Global Oct. 20, 2010

Indians See Threat From Pakistan, Extremist Groups

Most Indians have a positive opinion of President Obama and the U.S. Many see Pakistan — and extremist groups linked to that nation — as a threat, but most also want better relations and deeper economic ties with their neighbor and rival.

Global Jul. 29, 2010

Public Opinion in Pakistan: Concern About Extremist Threat Slips

Pakistanis have grown markedly less concerned about extremist groups, and are far more worried about the external threat from India. America’s image remains negative and support for U.S. involvement in the fight against extremists has waned. Many Pakistanis endorse extreme views about law, religion and society.

Global Jun. 17, 2010

Obama More Popular Abroad than at Home, Global Image of U.S. Continues to Benefit

The president gets an enthusiastic thumbs up from the world (with the notable exception of the U.S.) for the way he has handled the world economic crisis. Obama’s personal popularity remains high, as do favorable views of the U.S. In a striking difference from the Bush years, while many around the world disagree with Obama’s foreign policies, the U.S. image has not been significantly dented as a result. Muslim countries, however, continue to hold a negative view of America and most also give Obama unfavorable ratings.

Global Feb. 4, 2010

Mixed Views of Hamas and Hezbollah in Largely Muslim Nations

A survey of Muslims in eight countries and the Palestinian territories finds little enthusiasm for the extremist Islamic organizations, little support for Muslim political leaders and the widespread perception of a Sunni-Shia conflict.

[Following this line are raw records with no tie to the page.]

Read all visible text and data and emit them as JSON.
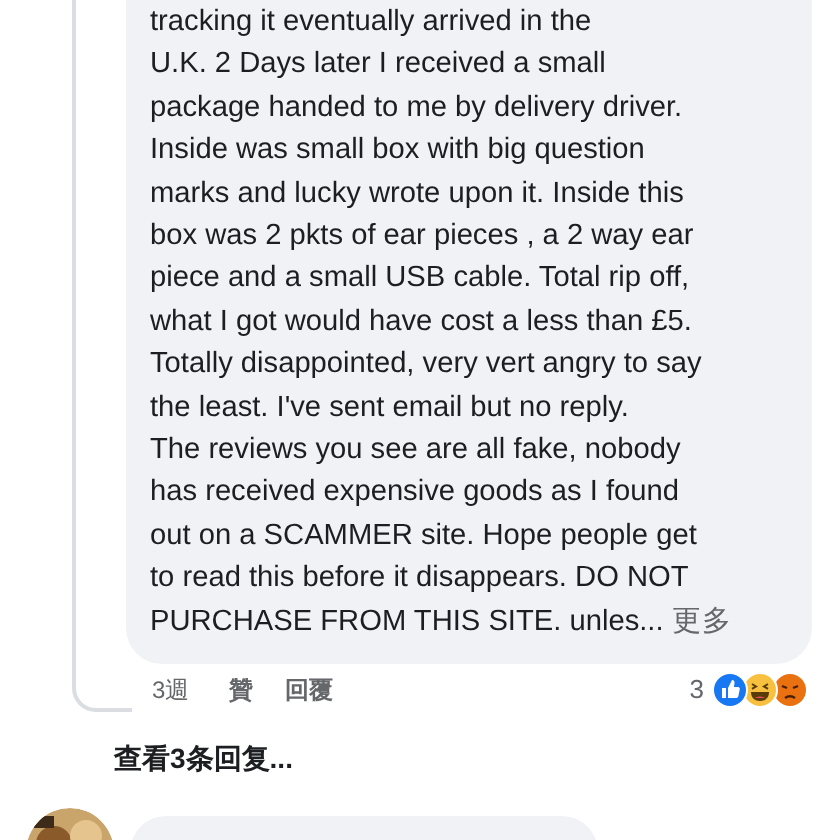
{
  "comment": {
    "lines": [
      "tracking it eventually arrived in the",
      "U.K. 2 Days later I received a small",
      "package handed to me by delivery driver.",
      "Inside was small box with big question",
      "marks and lucky wrote upon it. Inside this",
      "box was 2 pkts of ear pieces , a 2 way ear",
      "piece and a small USB cable. Total rip off,",
      "what I got would have cost a less than £5.",
      "Totally disappointed, very vert angry to say",
      "the least. I've sent email but no reply.",
      "The reviews you see are all fake, nobody",
      "has received expensive goods as I found",
      "out on a SCAMMER site. Hope people get",
      "to read this before it disappears. DO NOT",
      "PURCHASE FROM THIS SITE. unles..."
    ],
    "see_more": "更多",
    "time": "3週",
    "like": "贊",
    "reply": "回覆",
    "reaction_count": "3",
    "reactions": [
      {
        "kind": "like"
      },
      {
        "kind": "haha"
      },
      {
        "kind": "angry"
      }
    ]
  },
  "view_replies": "查看3条回复..."
}
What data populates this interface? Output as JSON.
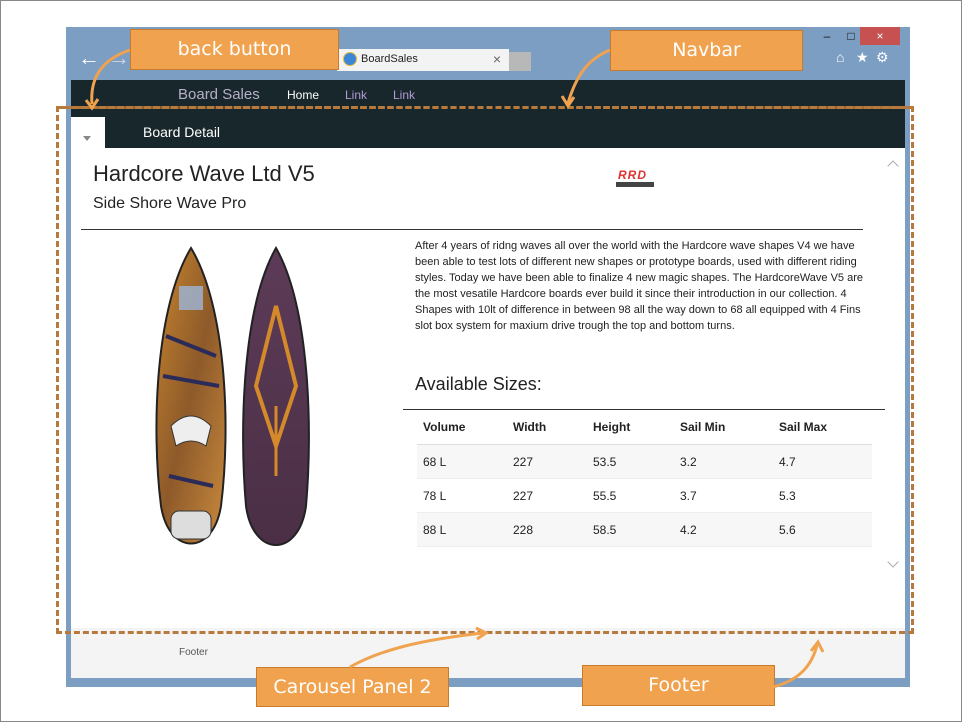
{
  "browser": {
    "tab_title": "BoardSales",
    "tab_close": "×",
    "minimize": "–",
    "maximize": "□",
    "close": "×",
    "back_glyph": "←",
    "forward_glyph": "→",
    "home_glyph": "⌂",
    "star_glyph": "★",
    "gear_glyph": "⚙"
  },
  "navbar": {
    "brand": "Board Sales",
    "links": [
      "Home",
      "Link",
      "Link"
    ]
  },
  "page": {
    "header": "Board Detail",
    "title": "Hardcore Wave Ltd V5",
    "subtitle": "Side Shore Wave Pro",
    "logo_text": "RRD",
    "description": "After 4 years of ridng waves all over the world with the Hardcore wave shapes V4 we have been able to test lots of different new shapes or prototype boards, used with different riding styles. Today we have been able to finalize 4 new magic shapes. The HardcoreWave V5 are the most vesatile Hardcore boards ever build it since their introduction in our collection. 4 Shapes with 10lt of difference in between 98 all the way down to 68 all equipped with 4 Fins slot box system for maxium drive trough the top and bottom turns.",
    "sizes_heading": "Available Sizes:",
    "table": {
      "headers": [
        "Volume",
        "Width",
        "Height",
        "Sail Min",
        "Sail Max"
      ],
      "rows": [
        [
          "68 L",
          "227",
          "53.5",
          "3.2",
          "4.7"
        ],
        [
          "78 L",
          "227",
          "55.5",
          "3.7",
          "5.3"
        ],
        [
          "88 L",
          "228",
          "58.5",
          "4.2",
          "5.6"
        ]
      ]
    },
    "footer": "Footer"
  },
  "annotations": {
    "back_button": "back button",
    "navbar": "Navbar",
    "carousel": "Carousel Panel 2",
    "footer": "Footer"
  },
  "colors": {
    "accent": "#f0a24e",
    "navbar_bg": "#18272b",
    "window_frame": "#7d9ec3",
    "link": "#b19cd9"
  }
}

Most Muslims are also convinced there is a struggle between modernization and fundamentalists, and publics overwhelmingly support educating girls and boys equally.

Religion Dec. 17, 2009

Little Support for Terrorism Among Muslim Americans

The Pew Research Center’s comprehensive portrait of the Muslim American population suggests that, despite recent events, America is less likely to be a fertile breeding ground for terrorism than are Muslim minority communities in other countries.

U.S. Politics Nov. 18, 2009

Modest Rise In Concern About Islamic Extremism

Just more than half (52%) of Americans say they are very concerned about the possible rise of Islamic extremism in the U.S., up from 46% in April 2007.

Global Nov. 11, 2009

Americans and Western Europeans Agree on Afghanistan-Pakistan Extremist Threat

While both Americans and Western Europeans generally believe the “Af-Pak” region potentially poses significant threats to national security, they do not share a common view about the deployment of military forces in Afghanistan.

Global Sep. 10, 2009

Declining Support for bin Laden and Suicide Bombing

Confidence in al Qaeda’s leader has dropped considerably in recent years, particularly in Indonesia, Pakistan and Jordan. Violence against civilians in defense of Islam is also increasingly seen as never justified.

U.S. Politics Sep. 9, 2009

Muslims Widely Seen As Facing Discrimination

Nearly six-in-ten say Muslims are subject to a lot of discrimination, far more than say the same about Jews, evangelical Christians, atheists or Mormons. A new survey also finds the public is more likely to see differences rather than similarities between their own religion and every other religion tested, with the sole exception of Protestantism.

Global Aug. 13, 2009

Pakistan: Growing Concerns About Extremism, Continuing Discontent with U.S.

Pakistani public opinion has turned against al Qaeda and the Taliban, and concerns about Islamic extremism are widespread. At the same time, Pakistanis continue to express negative views of the U.S., although there is an openness to improving relations between the two countries.